LEADER 00000nam  2200289   4500 
001    AAINR16031 
005    20080605131436.5 
008    080605s2006                        eng d 
020    9780494160312 
035    (UMI)AAINR16031 
040    UMI|cUMI 
100 1  Johnston, Rebekah 
245 10 Dunamis in Book IX of Aristotle's "Metaphysics": The 
       sphere of motion and the sphere of being 
300    235 p 
500    Source: Dissertation Abstracts International, Volume: 67-
       07, Section: A, page: 2607 
502    Thesis (Ph.D.)--University of Toronto (Canada), 2006 
520    This thesis provides a detailed analysis of chapters one 
       to eight of the ninth book of Aristotle's Metaphysics; a 
       book which has received little scholarly attention even 
       though it includes Aristotle's only extended treatment of 
       potentiality and actuality. The first task of this thesis 
       is to provide an account of Aristotle's theory of powers; 
       that is, of his treatment in this book of   duna&d12; m3iv
       as principles of motion and change. I argue that the scope
       of this sense of   du&d12;na miv  is much broader than is 
       generally acknowledged such that it covers not only both 
       rational and nonrational   duna&d12; m3iv , but also   
       duna&d12; m3iv  for incomplete motions like building and 
       complete motions like seeing. Moreover, I argue that the 
       best way to understand the existence of   duna&d12; m3iv  
       is not through dispositional analyses but by taking   duna
       &d12; m3iv  to be one in number with but different in 
       essence from categorical features of being such as hot and
       cold and the arts.
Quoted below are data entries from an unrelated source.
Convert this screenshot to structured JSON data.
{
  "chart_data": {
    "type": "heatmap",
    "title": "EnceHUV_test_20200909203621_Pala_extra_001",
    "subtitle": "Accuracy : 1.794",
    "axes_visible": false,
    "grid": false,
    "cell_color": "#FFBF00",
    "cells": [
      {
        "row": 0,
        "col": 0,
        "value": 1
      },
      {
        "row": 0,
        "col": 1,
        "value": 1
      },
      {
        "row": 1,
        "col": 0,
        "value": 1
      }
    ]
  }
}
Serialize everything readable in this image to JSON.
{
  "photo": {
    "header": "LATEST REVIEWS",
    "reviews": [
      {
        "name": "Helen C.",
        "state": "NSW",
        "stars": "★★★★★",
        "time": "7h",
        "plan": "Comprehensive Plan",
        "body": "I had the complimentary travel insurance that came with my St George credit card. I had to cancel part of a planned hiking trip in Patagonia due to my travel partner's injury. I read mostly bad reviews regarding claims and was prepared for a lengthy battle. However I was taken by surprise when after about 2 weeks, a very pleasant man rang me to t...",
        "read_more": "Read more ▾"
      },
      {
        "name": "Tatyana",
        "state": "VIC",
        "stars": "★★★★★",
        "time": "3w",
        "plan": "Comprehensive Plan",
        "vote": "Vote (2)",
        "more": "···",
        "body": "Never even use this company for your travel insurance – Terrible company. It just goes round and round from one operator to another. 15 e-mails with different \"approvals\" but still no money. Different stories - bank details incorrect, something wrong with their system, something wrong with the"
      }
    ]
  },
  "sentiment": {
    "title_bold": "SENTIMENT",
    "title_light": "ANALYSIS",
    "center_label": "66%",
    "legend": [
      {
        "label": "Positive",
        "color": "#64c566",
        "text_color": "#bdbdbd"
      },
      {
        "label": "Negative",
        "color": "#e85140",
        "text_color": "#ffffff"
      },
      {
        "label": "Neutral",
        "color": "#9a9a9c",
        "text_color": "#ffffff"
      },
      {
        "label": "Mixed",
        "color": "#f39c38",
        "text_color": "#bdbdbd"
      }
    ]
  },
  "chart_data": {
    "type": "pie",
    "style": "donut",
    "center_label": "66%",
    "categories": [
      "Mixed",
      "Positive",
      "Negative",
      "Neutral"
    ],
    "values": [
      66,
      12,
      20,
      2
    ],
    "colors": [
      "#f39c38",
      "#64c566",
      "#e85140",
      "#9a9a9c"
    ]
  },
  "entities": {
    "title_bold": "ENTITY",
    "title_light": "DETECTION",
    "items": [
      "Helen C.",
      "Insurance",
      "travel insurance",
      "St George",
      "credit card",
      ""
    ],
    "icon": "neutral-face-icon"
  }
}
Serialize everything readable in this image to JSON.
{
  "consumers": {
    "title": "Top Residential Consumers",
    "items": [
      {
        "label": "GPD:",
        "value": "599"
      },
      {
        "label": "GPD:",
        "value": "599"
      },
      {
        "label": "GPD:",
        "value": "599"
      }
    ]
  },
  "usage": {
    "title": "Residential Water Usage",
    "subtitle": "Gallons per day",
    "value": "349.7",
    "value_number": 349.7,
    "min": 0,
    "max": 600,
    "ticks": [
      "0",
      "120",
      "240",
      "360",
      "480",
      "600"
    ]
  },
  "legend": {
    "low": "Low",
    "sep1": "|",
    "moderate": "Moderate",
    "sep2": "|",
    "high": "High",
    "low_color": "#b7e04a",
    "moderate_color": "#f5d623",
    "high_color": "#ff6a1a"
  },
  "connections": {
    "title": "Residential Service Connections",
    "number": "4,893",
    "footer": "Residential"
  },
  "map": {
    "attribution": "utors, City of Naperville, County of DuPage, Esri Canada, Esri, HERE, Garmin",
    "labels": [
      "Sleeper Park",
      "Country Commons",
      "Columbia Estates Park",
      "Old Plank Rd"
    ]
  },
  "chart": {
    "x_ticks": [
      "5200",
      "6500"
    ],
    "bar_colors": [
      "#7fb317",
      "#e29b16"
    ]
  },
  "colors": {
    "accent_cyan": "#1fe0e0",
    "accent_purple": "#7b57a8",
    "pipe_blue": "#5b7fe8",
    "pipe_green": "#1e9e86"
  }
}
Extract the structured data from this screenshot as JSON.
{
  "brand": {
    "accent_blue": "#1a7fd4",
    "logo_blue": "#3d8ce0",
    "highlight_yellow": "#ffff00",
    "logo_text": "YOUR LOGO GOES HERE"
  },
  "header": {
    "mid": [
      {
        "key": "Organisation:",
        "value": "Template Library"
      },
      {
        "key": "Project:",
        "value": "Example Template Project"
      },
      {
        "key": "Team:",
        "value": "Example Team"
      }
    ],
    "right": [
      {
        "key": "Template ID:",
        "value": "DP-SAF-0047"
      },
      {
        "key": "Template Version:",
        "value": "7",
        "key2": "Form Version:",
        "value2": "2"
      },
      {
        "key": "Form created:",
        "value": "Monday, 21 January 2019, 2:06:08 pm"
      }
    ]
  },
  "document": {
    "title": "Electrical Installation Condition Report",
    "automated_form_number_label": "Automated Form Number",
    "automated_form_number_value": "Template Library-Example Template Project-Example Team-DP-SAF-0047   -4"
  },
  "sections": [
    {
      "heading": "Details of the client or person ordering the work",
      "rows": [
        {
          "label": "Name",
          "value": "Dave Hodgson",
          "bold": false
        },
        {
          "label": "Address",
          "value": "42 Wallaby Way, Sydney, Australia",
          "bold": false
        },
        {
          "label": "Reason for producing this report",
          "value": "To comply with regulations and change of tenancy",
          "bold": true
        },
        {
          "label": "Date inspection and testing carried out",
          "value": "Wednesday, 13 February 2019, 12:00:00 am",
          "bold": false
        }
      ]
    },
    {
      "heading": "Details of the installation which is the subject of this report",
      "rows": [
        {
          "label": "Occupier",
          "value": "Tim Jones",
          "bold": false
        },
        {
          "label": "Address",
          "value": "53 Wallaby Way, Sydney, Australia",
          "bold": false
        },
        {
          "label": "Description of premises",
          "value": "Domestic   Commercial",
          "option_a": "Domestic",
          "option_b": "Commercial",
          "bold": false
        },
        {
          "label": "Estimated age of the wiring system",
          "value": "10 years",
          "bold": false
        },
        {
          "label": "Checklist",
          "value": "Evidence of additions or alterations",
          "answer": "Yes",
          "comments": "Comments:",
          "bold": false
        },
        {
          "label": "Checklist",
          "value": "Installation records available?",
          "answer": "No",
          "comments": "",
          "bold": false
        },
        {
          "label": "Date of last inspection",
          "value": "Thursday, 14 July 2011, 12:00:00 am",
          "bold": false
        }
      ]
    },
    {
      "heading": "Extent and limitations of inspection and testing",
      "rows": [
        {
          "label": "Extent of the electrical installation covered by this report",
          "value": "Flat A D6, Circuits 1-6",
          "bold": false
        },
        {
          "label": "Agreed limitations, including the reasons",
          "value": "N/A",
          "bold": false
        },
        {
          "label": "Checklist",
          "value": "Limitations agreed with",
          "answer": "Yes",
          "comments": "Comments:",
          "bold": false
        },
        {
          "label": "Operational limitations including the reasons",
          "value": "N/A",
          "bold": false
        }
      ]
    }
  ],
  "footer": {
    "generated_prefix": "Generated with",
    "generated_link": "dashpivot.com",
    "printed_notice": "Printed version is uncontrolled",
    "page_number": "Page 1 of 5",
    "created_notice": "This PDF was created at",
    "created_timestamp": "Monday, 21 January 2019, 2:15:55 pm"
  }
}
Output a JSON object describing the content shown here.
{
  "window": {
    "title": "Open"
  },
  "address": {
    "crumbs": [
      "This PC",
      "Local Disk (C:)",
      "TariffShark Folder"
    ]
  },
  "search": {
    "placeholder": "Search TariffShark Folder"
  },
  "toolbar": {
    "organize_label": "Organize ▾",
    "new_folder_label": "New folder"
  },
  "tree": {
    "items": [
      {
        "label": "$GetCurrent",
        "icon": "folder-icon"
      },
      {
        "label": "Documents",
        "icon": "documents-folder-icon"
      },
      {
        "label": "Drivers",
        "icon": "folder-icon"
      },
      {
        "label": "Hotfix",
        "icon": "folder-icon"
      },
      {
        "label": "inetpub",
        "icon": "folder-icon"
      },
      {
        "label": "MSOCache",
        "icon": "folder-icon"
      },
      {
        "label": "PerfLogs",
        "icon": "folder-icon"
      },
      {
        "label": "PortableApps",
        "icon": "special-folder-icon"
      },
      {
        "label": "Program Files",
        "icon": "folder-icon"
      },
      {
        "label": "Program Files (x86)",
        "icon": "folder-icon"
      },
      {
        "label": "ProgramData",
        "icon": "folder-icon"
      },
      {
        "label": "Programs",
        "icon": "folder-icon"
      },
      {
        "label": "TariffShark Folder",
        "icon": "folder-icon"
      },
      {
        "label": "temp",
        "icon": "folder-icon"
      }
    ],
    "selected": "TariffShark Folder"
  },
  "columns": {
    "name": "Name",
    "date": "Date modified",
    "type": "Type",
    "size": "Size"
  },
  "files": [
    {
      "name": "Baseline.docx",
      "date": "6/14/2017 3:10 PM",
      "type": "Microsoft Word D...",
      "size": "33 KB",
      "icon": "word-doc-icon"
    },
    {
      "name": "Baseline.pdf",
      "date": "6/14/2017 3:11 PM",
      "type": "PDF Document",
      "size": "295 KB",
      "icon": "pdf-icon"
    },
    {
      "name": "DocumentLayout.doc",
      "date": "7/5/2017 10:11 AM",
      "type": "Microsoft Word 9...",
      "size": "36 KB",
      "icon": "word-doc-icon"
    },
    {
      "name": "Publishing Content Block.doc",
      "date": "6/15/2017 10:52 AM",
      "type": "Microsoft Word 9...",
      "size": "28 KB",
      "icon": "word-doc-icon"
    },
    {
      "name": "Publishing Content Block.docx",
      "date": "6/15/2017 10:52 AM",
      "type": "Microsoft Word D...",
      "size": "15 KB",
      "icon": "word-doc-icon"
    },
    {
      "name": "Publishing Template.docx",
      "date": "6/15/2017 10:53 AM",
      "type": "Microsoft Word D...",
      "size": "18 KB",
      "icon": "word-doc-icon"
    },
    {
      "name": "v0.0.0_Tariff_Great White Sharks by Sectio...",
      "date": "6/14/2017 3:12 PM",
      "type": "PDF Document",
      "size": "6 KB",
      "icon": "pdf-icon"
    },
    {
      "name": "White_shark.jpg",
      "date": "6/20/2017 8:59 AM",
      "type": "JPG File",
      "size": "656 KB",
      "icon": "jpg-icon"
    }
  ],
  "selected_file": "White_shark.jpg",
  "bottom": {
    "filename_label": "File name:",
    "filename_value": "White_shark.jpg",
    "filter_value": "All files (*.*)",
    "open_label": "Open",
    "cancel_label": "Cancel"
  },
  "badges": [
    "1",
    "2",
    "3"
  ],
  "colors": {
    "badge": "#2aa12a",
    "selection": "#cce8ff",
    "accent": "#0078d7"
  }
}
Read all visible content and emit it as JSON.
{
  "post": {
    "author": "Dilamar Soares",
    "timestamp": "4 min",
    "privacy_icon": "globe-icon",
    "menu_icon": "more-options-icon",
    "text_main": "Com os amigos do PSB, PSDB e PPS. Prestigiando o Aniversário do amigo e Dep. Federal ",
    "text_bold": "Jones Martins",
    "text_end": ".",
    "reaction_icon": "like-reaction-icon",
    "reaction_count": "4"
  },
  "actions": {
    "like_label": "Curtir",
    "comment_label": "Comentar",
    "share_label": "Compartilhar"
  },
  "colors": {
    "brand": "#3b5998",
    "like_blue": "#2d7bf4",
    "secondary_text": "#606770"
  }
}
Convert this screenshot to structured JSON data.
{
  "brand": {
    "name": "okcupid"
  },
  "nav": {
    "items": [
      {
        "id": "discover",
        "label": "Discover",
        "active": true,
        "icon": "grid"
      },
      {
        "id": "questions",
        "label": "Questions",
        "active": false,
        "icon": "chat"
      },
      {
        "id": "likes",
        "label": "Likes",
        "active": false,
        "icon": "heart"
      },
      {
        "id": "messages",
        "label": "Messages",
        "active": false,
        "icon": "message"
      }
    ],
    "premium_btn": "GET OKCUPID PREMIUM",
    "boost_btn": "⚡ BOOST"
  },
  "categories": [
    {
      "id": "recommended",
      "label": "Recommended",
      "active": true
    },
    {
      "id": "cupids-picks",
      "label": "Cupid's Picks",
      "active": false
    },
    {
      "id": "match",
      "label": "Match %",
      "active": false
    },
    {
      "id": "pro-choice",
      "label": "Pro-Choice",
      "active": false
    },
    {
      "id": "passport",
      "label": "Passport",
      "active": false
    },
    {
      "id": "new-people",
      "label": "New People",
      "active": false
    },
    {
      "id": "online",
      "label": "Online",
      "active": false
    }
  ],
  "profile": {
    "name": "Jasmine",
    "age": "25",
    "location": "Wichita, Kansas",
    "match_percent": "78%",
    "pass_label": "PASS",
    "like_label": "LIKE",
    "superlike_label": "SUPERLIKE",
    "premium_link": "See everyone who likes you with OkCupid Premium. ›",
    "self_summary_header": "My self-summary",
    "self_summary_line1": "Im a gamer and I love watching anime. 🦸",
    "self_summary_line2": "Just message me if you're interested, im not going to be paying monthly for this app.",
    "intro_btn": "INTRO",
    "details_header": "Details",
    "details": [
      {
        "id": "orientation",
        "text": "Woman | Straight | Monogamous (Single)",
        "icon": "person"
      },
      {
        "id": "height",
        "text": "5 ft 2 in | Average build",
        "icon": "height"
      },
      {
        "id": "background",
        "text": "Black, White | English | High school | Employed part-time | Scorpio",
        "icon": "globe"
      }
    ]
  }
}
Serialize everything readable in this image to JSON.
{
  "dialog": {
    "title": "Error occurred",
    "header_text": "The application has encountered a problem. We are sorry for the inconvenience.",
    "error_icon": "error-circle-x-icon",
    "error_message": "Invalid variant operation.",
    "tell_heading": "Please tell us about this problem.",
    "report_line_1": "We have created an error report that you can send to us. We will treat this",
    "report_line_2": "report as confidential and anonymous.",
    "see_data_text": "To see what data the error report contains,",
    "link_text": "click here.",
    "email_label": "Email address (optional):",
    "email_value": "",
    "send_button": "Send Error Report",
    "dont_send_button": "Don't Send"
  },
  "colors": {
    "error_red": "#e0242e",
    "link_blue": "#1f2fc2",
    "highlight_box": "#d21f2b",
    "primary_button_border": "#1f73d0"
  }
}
These claims, while important in their 
       own right for our understanding of Aristotle's theory of 
       powers are also important insofar as they contribute to 
       our understanding of the ultimate point of the book which 
       is an examination of being according to actuality and 
       potentiality 
520    The second task of the thesis is to show that book nine of
       the  Metaphysics contains a sustained argument rather than
       several disconnected discussions as many suppose. I argue 
       the second task of the thesis is to show that book nine of
       the Metaphysics contains a sustained argument rather than 
       several disconnected discussions as many suppose. I argue 
       that the main point of the book is to distinguish 
       perishable from imperishable substances by drawing a 
       division between things that exist potentially and things 
       that exist actually. Making sense of Aristotle's claim 
       that perishable things exist potentially, in particular, 
       finding a way to construe this claim that does not 
       conflict with his insistence that being is not a univocal 
       predicate, requires that we begin with his treatment of   
       du&d12;na miv  as a principle of motion and draw on the 
       set of distinctions Aristotle develops throughout the 
       course of the book as he transforms the notion of   du&
       d12;na miv  from its use within the sphere of motion and 
       change to its use within the sphere of being 
590    School code: 0779 
590    DDC 
650  4 Philosophy 
690    0422 
710 20 University of Toronto (Canada) 
773 0  |tDissertation Abstracts International|g67-07A 
856 40 |uhttp://pqdd.sinica.edu.tw/twdaoapp/servlet/
       advanced?query=NR16031